Nothing but the lines holding the string "icon" should appear in the answer. Copy them from the entries.

(Listed records begins)

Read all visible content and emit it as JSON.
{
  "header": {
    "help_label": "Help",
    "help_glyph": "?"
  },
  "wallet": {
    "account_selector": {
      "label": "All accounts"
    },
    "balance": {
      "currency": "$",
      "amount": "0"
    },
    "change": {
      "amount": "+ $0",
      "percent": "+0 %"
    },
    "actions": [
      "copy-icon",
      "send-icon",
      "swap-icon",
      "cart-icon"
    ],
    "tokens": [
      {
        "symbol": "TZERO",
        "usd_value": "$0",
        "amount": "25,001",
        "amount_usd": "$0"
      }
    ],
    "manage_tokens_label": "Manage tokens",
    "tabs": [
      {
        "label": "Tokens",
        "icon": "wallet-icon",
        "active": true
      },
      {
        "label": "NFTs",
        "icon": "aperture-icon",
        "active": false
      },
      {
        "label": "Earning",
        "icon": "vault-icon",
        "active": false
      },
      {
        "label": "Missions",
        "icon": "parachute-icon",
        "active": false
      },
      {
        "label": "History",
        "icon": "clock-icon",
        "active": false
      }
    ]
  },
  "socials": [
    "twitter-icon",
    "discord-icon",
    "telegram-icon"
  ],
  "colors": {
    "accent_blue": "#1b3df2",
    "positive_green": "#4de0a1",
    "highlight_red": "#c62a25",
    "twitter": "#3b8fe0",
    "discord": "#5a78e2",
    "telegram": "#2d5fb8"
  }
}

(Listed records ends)

_Exercise solution_
      "copy-icon",
      "send-icon",
      "swap-icon",
      "cart-icon"
        "icon": "wallet-icon",
        "icon": "aperture-icon",
        "icon": "vault-icon",
        "icon": "parachute-icon",
        "icon": "clock-icon",
    "twitter-icon",
    "discord-icon",
    "telegram-icon"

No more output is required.